Second Prize

  • “Les Pierres”, by Jean-Pascal Martin,

Third Prize

  • “Bikinis Kill Nano-Stars” by Stéphane Miller.

Other finalists

  • “A corps perdu”, by Agathe Tournois
  • “Echo”, by Christo Datso
  • “L’Anathème” by Philippe Pinel
  • “La Parfaite équation du bonheur”, by Emilie Querbalec
  • “Papa ?” by Michel Pelini
  • “Patience et Longueur de Temps”, by Marie-Hélène Tissier
  • “Poupsik, héros de l’espace”, by Alain Delbe

The two winning stories will be published in the French magazine Galaxies and the authors will receive 150 €, plus a 2-year subscription. The second and third place stories will also be published in Galaxies, and their authors will receive a two-year subscription. The other finalists will be published in Géante rouge 2017 (Red Giant 2017) and get a six-month subscription to Galaxies.

2017 Manly Wade Wellman Award Winner

The winner of the 2017 Manly Wade Wellman Award for North Carolina Science Fiction and Fantasy was announced at ConGregate on July 15.

  • Steeplejack by A.J. Hartley (Tor Books)

The award, given by the North Carolina Speculative Fiction Foundation, recognizes outstanding science fiction and fantasy novels written by North Carolina authors.

The winner was selected by a vote of members of sf conventions held in the state: illogiConConCarolinasConTemporal, and ConGregate.

2017 Phoenix and Rebel Awards

Winners of three traditional DeepSouthCon awards were announced in High Point, NC on July 15 during ConGregate 4, host of DSC 55.

The Phoenix Award is given to the professional (writer, editor or artist) who has done the most for Southern fandom. The two honorees are authors Simon Hawke and Aaron Allston.

The Rebel Award is awarded to the fan who has done the most for southern fandom. This year’s recipients were Bob Ellis and Mike Pederson.

The winner of the facetious Rubble Award, given to the individual who has done the most TO the Southern Fandom, was the Chattanooga Choo-choo Hotel, for closing down.

[Via Guy Lillian III and George Wells.]

2017 David Gemmell Awards

The winners of the 2017 David Gemmell Awards were announced today at Edge-Lit 6 in Derby, UK.

Legend Award – 2017

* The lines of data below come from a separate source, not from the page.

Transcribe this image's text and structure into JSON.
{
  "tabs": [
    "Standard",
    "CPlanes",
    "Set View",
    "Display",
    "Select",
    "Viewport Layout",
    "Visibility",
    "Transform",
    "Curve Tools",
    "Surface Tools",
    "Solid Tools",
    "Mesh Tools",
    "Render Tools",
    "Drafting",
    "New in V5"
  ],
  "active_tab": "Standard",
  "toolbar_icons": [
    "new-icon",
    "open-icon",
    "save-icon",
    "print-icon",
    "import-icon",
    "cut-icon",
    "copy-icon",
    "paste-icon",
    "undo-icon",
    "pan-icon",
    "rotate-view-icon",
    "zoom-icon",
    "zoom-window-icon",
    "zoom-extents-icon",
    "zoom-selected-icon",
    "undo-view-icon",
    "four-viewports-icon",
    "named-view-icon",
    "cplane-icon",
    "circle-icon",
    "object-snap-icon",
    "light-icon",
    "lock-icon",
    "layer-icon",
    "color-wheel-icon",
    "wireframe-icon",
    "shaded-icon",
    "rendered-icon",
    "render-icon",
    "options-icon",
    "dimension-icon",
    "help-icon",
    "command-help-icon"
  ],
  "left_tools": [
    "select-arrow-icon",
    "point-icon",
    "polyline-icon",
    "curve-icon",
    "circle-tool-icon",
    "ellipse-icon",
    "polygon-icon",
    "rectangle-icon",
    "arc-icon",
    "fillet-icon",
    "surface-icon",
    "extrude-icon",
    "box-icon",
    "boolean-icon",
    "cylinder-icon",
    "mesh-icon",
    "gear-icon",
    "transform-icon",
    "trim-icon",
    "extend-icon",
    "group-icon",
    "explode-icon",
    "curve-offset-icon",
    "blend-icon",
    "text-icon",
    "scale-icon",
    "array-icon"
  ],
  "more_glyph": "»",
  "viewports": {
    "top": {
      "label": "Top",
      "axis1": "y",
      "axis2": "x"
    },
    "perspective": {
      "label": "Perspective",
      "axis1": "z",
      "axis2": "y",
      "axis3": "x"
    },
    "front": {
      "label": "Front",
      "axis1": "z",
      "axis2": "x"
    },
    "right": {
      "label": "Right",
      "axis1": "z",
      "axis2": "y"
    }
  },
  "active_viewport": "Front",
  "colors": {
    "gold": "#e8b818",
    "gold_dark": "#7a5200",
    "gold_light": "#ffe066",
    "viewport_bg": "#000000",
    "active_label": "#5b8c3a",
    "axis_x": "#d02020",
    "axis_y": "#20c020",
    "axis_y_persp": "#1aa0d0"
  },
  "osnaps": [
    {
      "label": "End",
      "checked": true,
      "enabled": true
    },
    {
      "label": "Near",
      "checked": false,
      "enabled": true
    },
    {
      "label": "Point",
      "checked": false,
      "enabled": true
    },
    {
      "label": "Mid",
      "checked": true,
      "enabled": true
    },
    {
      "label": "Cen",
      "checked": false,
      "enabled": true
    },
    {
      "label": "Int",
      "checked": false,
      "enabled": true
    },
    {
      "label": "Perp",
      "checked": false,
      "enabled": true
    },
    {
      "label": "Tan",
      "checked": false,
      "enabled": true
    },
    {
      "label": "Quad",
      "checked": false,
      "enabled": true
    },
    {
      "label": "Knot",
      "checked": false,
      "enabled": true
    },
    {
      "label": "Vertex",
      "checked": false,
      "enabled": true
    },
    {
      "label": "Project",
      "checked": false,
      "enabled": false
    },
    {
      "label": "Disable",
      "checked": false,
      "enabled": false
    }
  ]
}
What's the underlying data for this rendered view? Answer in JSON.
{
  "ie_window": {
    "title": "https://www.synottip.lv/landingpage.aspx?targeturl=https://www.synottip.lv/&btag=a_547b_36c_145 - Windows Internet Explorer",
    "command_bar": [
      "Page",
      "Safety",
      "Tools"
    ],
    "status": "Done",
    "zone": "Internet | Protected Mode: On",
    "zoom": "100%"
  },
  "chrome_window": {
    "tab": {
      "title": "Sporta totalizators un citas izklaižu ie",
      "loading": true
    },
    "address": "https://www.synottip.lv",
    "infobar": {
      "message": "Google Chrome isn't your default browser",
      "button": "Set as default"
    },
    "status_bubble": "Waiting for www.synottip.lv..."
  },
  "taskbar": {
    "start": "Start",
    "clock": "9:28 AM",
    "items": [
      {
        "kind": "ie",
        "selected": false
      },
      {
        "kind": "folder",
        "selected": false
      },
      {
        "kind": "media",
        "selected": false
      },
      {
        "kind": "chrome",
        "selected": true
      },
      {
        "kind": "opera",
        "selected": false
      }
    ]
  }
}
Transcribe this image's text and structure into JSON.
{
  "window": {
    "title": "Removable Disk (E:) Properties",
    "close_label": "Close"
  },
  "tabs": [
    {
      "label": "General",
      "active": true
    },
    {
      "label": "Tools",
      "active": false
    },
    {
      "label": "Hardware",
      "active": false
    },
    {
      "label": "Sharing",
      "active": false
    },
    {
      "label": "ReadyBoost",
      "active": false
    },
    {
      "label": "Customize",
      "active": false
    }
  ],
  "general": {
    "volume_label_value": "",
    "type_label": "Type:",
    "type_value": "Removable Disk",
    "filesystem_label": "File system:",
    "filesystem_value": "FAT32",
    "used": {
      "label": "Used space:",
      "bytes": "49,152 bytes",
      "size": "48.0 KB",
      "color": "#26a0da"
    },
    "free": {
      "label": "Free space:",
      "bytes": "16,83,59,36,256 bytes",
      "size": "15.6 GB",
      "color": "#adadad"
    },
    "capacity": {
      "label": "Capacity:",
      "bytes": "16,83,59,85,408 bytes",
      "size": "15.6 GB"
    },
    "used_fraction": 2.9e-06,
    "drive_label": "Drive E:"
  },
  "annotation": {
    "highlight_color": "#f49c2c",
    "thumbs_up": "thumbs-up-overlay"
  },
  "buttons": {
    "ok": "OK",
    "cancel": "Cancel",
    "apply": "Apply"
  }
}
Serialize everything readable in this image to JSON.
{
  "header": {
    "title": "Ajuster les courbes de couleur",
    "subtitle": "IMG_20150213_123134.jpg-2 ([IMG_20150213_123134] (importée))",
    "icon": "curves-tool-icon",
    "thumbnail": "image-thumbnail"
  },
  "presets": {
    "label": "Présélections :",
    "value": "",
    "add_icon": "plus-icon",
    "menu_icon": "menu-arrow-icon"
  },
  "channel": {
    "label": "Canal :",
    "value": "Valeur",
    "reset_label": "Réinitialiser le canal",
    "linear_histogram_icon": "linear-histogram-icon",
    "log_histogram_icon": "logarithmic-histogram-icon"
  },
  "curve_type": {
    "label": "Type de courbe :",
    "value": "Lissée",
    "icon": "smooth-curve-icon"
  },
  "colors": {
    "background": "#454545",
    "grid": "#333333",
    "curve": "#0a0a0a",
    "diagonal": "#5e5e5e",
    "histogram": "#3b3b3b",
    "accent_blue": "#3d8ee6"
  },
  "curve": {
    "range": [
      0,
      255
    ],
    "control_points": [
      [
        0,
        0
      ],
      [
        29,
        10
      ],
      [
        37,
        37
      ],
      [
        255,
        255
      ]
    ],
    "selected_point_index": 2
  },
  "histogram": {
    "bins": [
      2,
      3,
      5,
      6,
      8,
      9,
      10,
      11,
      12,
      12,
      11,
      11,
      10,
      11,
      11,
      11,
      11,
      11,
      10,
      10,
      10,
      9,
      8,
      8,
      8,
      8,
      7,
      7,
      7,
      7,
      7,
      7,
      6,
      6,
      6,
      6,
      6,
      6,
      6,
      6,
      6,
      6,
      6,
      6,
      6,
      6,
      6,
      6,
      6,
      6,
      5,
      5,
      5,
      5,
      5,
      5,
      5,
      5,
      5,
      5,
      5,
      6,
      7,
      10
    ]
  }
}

The Legend Award is presented to the fantasy title judged the year’s best by open vote.

  • Warbeast by Gav Thorpe

Morningstar Award – 2017

The Morningstar Award honors the author judged to have made the year’s best debut in fantasy fiction.

  • Steal the Sky by Megan E. O’Keefe

Ravenheart Award — 2017

The Ravenheart Award is given to the creator of the year’s best fantasy book cover art.

  • Alessandro Baldasseroni for Black Rift by Josh Reynolds

2017 Cordwainer Smith Rediscovery Award

Seabury Quinn is  the winner of the 2017 Cordwainer Smith Rediscovery Award, announced at Readercon on July 14.

The juried award goes each year to a science fiction or fantasy writer whose work displays unusual originality, embodies the spirit of Cordwainer Smith’s fiction, and deserves renewed attention or “Rediscovery.” The award judges are Elizabeth Hand, Barry Malzberg, Mike Resnick, and Robert J. Sawyer.

Seabury Grandin Quinn (1889–1969) is best known for his stories of the occult detective Jules de Grandin, published in Weird Tales. The Wikipedia entry says about Quinn’s most famous creation:

Jules de Grandin is a fictional occult detective created by Seabury Quinn for Weird Tales. Assisted by Dr. Trowbridge (serving the same narrative purpose as Dr. Watson), de Grandin fought ghosts, werewolves, and satanists in over ninety stories, and one novel, between 1925 and 1951. Jules de Grandin and Dr. Trowbridge lived in Harrisonville, New Jersey. De Grandin was a French physician and expert on the occult and a former member of the French Sûreté who resembled a more physically dynamic blond, blue-eyed Hercule Poirot. Often, the supernatural entities in the mysteries are revealed not to be supernatural at all but the actions of insane, evil and depraved human beings.

Quinn’s first published story, “The Stone Image,” appeared in the May 1, 1919 issue of The Thrill Book and marked the first appearance of a character named “Dr. Towbridge,” who with a slight name change became de Grandin’s sidekick later on.

Quinn’s work appeared in 165 of the 279 issues in Weird Tales’ original run, making him the magazine’s most prolific contributor.